Assessing the Impact of Carpenter v. United States on Digital Data Privacy

Assessing the Impact of Carpenter v. United States on Digital Data Privacy


A year ago, in Carpenter v. United States, 138 S. Ct. 2206, 2217 (2018), the Supreme Court held that police acquisition of a defendant’s historical cell-site location information (CSLI) from his cell phone provider constituted a search for purposes of the Fourth Amendment. In doing so, the Court upended some established Fourth Amendment doctrines and raised more questions than it answered about the constitutional limits on government acquisitions of digital data. Over the past year, lower federal courts and state courts have begun to grapple with Carpenter’s implications—not only for CSLI collection but also for other forms of location monitoring and digital surveillance. Despite attempts by criminal defendants to extend Carpenter to internet protocol data, internet transaction history, cell-tower dumps, pole cameras and similar surveillance cameras, and even financial records held by banks, courts have applied Carpenter almost exclusively in situations involving historical or real-time CSLI.

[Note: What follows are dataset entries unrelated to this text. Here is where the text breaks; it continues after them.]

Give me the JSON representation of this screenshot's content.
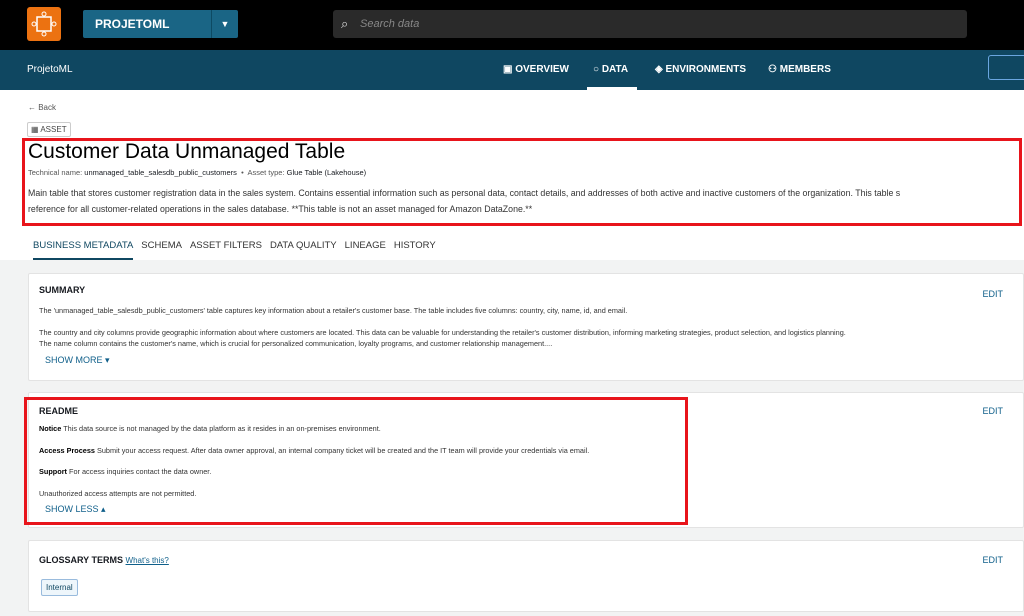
{
  "topbar": {
    "project": "PROJETOML",
    "search_placeholder": "Search data"
  },
  "nav": {
    "title": "ProjetoML",
    "items": [
      {
        "label": "OVERVIEW"
      },
      {
        "label": "DATA"
      },
      {
        "label": "ENVIRONMENTS"
      },
      {
        "label": "MEMBERS"
      }
    ]
  },
  "asset": {
    "back": "← Back",
    "badge": "ASSET",
    "title": "Customer Data Unmanaged Table",
    "technical_name_label": "Technical name:",
    "technical_name": "unmanaged_table_salesdb_public_customers",
    "asset_type_label": "Asset type:",
    "asset_type": "Glue Table (Lakehouse)",
    "description_1": "Main table that stores customer registration data in the sales system. Contains essential information such as personal data, contact details, and addresses of both active and inactive customers of the organization. This table s",
    "description_2": "reference for all customer-related operations in the sales database. **This table is not an asset managed for Amazon DataZone.**"
  },
  "tabs": [
    "BUSINESS METADATA",
    "SCHEMA",
    "ASSET FILTERS",
    "DATA QUALITY",
    "LINEAGE",
    "HISTORY"
  ],
  "summary": {
    "heading": "SUMMARY",
    "edit": "EDIT",
    "p1": "The 'unmanaged_table_salesdb_public_customers' table captures key information about a retailer's customer base. The table includes five columns: country, city, name, id, and email.",
    "p2": "The country and city columns provide geographic information about where customers are located. This data can be valuable for understanding the retailer's customer distribution, informing marketing strategies, product selection, and logistics planning.",
    "p3": "The name column contains the customer's name, which is crucial for personalized communication, loyalty programs, and customer relationship management....",
    "toggle": "SHOW MORE"
  },
  "readme": {
    "heading": "README",
    "edit": "EDIT",
    "notice_label": "Notice",
    "notice": " This data source is not managed by the data platform as it resides in an on-premises environment.",
    "access_label": "Access Process",
    "access": " Submit your access request. After data owner approval, an internal company ticket will be created and the IT team will provide your credentials via email.",
    "support_label": "Support",
    "support": " For access inquiries contact the data owner.",
    "warning": "Unauthorized access attempts are not permitted.",
    "toggle": "SHOW LESS"
  },
  "glossary": {
    "heading": "GLOSSARY TERMS",
    "help": "What's this?",
    "edit": "EDIT",
    "terms": [
      "Internal"
    ]
  }
}
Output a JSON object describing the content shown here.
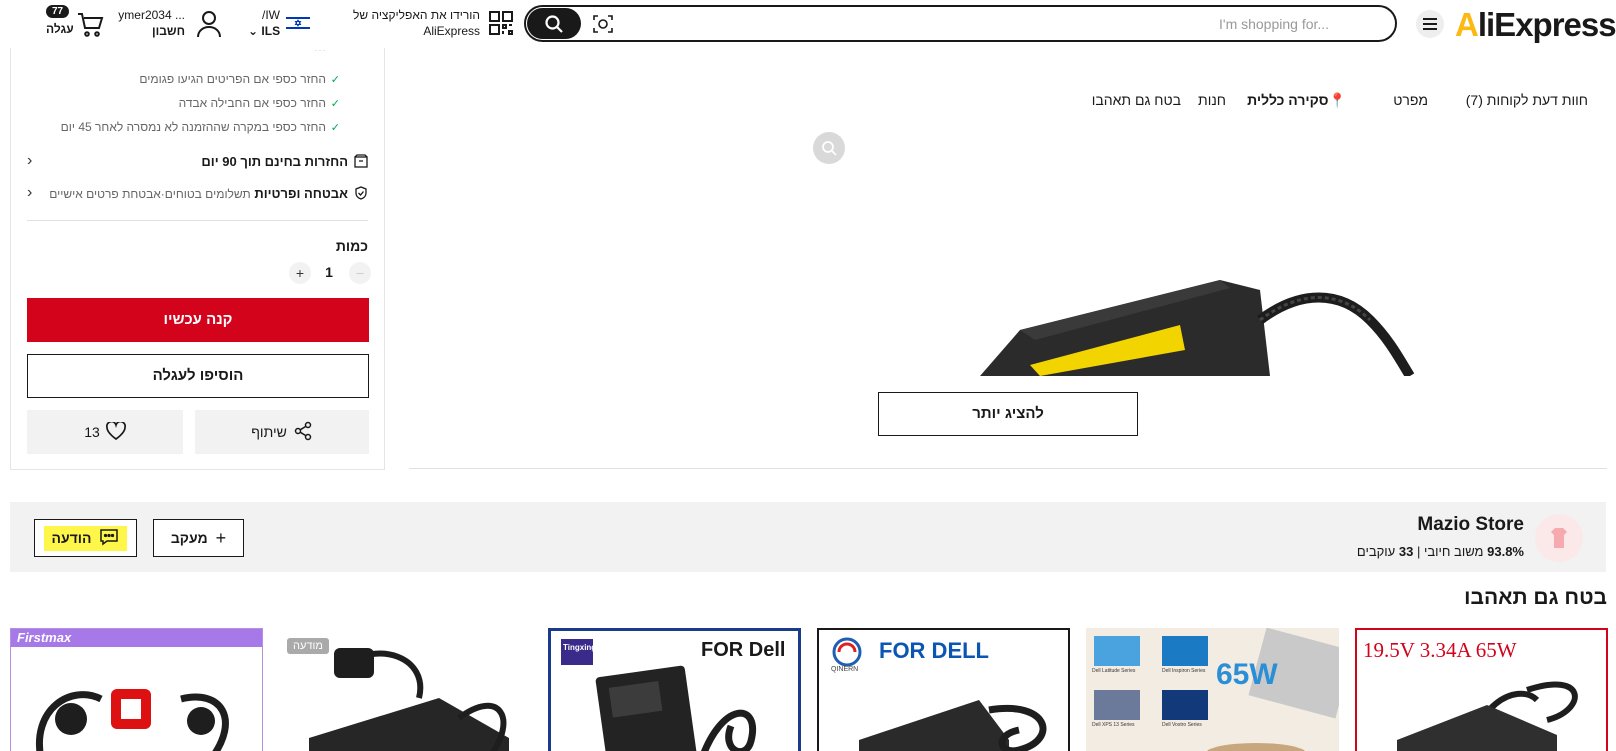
{
  "header": {
    "logo": "AliExpress",
    "search_placeholder": "I'm shopping for...",
    "app_download_line1": "הורידו את האפליקציה של",
    "app_download_line2": "AliExpress",
    "locale_lang": "/IW",
    "locale_currency": "ILS",
    "account_name": "ymer2034 ...",
    "account_label": "חשבון",
    "cart_count": "77",
    "cart_label": "עגלה"
  },
  "buy_panel": {
    "guarantees": [
      "החזר כספי אם הפריטים הגיעו פגומים",
      "החזר כספי אם החבילה אבדה",
      "החזר כספי במקרה שההזמנה לא נמסרה לאחר 45 יום"
    ],
    "free_returns": "החזרות בחינם תוך 90 יום",
    "security_title": "אבטחה ופרטיות",
    "security_sub": "תשלומים בטוחים·אבטחת פרטים אישיים",
    "quantity_label": "כמות",
    "quantity_value": "1",
    "buy_now": "קנה עכשיו",
    "add_to_cart": "הוסיפו לעגלה",
    "share": "שיתוף",
    "wishlist_count": "13"
  },
  "tabs": [
    {
      "label": "חוות דעת לקוחות (7)"
    },
    {
      "label": "מפרט"
    },
    {
      "label": "סקירה כללית"
    },
    {
      "label": "חנות"
    },
    {
      "label": "בטח גם תאהבו"
    }
  ],
  "product": {
    "show_more": "להציג יותר"
  },
  "store": {
    "name": "Mazio Store",
    "rating": "93.8%",
    "rating_label": "משוב חיובי",
    "followers": "33",
    "followers_label": "עוקבים",
    "follow": "מעקב",
    "message": "הודעה"
  },
  "recommendations": {
    "title": "בטח גם תאהבו",
    "ad_label": "מודעה",
    "cards": [
      {
        "brand": "Firstmax"
      },
      {
        "brand": ""
      },
      {
        "brand": "Tingxing",
        "caption": "FOR Dell"
      },
      {
        "brand": "QINERN",
        "caption": "FOR DELL"
      },
      {
        "caption": "65W",
        "labels": [
          "Dell Latitude Series",
          "Dell Inspiron Series",
          "Dell XPS 13 Series",
          "Dell Vostro Series"
        ]
      },
      {
        "caption": "19.5V 3.34A 65W"
      }
    ]
  },
  "colors": {
    "accent_red": "#d3031c",
    "check_green": "#00a650",
    "highlight_yellow": "#fff64a"
  }
}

Carpenter characterized CSLI as having the ability to provide a “detailed, encyclopedic, and effortlessly compiled” record of “a person’s physical presence” over long periods. Courts have so far rejected attempts to extend Carpenter principally on the ground that other surveillance techniques rarely allow the acquirer to learn about tracked individuals’ activities as extensively as CSLI acquisition does and thus raise less serious privacy concerns. The few notable exceptions involve data that would allow the government to intrude upon the intimacies of people’s lives by tracking their physical location over extended periods—as Carpenter found CSLI does. Thus, courts have found that certain uses of GPS devices, pole cameras, and Internet-of-Things (IoT) devices rise to the level of being Fourth Amendment searches.

In this Law360 article, Partner Jonathan Cedarbaum and Summer Associates Nina Cahill and Sam McHale provide a comprehensive review of how lower courts are applying the framework Carpenter established for assessing the government demands for digital evidence.